Wednesday, January 19, 2011

FDA to Revise Device Rules, but Most are Minor for Now

In a press release today, the FDA announced that it will be making 25 changes this year to its 510(k) medical device clearance program, but will hold off on any major moves until after the release of an Institute of Medicine (IOM) report scheduled for this summer.

The agency's Center for Devices and Radiological Health said it would implement changes including the streamlining of the "de novo" review process for lower-risk devices, more clarity on when medical device manufacturers must submit clinical data in a 510(k) submission, and the creation of a council to improve regulatory science.

Most of the controversial changes to the 510(k) program proposed by the agency last year were temporarily taken off the table until the release of the IOM review slated for this summer.  They include the ability to revoke 510(K) clearances, increased post-market surveillance, and the establishment of a new classification (IIb) for medical devices that would require the submission of clinical evidence.

The agency maintains that the changes (PDF) will be a boon for the process by which the vast majority of medical devices are cleared for the U.S. market, delivering "a smarter medical device program that supports innovation, keeps jobs here at home and brings important, safe and effective technologies to patients quickly," according to a statement by Shuren.

In order to facilitate innovation in medical devices, Shuren said the FDA will:
  • Streamline the review process for innovative, lower-risk products, called the "de novo" process by Sept. 30.
  • Publish guidance for industry to clarify when clinical data should be submitted to increase predictability and transparency on July 31.
  • Develop a network of external experts who can use their knowledge and experience to help the agency address important scientific issues regarding new medical device technologies by Sept. 15.
  • Establish a new Center Science Council of senior FDA experts within the agency’s medical device center to assure more timely and consistent science-based decision making. FDA will publish the charter for the council its website on March 31. The agency plans to publish initial results of a 510(k) audit by the council on June 15.
To bolster the safety of medical devices, Shuren said the FDA will:
  • Establish a public database of important device information, such as medical device photographs, labeling and summaries of the basis for the FDA’s decision to clear specific devices. The database will be discussed at a public meeting taking place April 7 and 8.
  • Require a brief description of scientific information regarding the safety and effectiveness known to the manufacturer for select higher-risk devices on a case-by-case basis through device-specific guidance.

Thursday, January 6, 2011

President signs food safety legislation

President Obama signed into law Tuesday legislation that represents the first major overhaul of the nation's food-safety infrastructure since 1938.

The Food Safety Modernization Act moves the FDA away from its previous role of responding to adulterated food to a more modern one of requiring companies to stop contamination before it happens by looking for the places where things can go wrong and fixing them.

The Act also allows the agency to issue mandatory recalls and hire more food-safety inspectors.

The FDA will need to draft regulations to enforce the new law.

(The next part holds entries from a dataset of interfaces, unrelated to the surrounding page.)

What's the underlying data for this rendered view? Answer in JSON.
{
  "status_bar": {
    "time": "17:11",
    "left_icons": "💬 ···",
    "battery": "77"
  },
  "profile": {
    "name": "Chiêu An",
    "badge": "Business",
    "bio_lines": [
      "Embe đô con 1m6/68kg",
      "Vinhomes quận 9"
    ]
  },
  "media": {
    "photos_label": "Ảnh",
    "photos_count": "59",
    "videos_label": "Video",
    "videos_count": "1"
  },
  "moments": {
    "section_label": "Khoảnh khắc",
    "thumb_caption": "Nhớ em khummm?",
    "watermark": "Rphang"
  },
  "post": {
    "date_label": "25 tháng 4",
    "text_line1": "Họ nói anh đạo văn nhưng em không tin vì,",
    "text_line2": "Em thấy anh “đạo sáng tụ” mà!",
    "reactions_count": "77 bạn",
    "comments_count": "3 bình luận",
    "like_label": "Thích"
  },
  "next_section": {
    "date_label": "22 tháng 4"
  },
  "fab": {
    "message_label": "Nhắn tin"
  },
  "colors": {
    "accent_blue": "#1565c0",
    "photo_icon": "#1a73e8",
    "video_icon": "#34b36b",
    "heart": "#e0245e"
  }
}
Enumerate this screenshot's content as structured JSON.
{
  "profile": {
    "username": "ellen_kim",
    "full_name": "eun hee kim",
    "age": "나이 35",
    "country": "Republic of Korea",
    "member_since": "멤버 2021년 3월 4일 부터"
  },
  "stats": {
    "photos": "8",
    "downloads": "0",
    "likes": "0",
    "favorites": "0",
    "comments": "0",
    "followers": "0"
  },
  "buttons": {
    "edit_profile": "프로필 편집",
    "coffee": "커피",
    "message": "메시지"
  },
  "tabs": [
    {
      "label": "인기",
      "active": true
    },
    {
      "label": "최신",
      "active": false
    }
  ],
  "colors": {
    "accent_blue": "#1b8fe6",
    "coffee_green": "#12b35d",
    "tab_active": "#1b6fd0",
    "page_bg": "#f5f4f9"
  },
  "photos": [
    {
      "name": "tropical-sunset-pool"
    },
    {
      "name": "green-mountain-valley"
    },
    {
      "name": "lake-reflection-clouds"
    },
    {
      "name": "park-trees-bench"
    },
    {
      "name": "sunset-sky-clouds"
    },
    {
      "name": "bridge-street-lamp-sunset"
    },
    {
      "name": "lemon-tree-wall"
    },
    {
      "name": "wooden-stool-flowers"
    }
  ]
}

Some of the changes the Act puts into place:

Before Now
Surveillance Under the FDA's original statute from 1938, the focus was on responding to adulterated food once it was discovered. Under the new rules, the FDA's focus shifts to stopping outbreaks before they start, by requiring farmers to address places in production where contamination might occur and to require processors to implement written food-safety plans.
Enforcement The FDA couldn't force a company to recall tainted food; it could only seek a voluntary recall. When needed, the FDA can order the recall of tainted food.
Specific targets The FDA had to treat all foods the same, despite the fact that some are more likely to become contaminated than others. FDA can develop regulations that focus on the highest-risk foods, including fruits, vegetables and imports.
Inspections The FDA was able to inspect fewer than 20% of domestic food facilities and 1% of foreign food imports. More than half of food facilities have gone five or more years without a federal inspection, according to a 2010 report from the Health and Human Services inspector general. The FDA will be able to hire 2,500 more field safety inspectors and food-safety experts by 2014 and increase substantially domestic and foreign inspections. The riskiest domestic facilities will be inspected every three years, beginning in 2015.
Records checks For most plants, when the FDA conducted an inspection, it could only require a spot check of what was happening that day. The FDA will have access to the food-safety plan, records and test results that are linked to the safety plan.
Exemptions Big and small farms and producers were treated the same under the statute. Farmers who primarily sell to farmers' markets or to restaurants, and who sell less than $500,000 a year, don't have to follow the new regulations.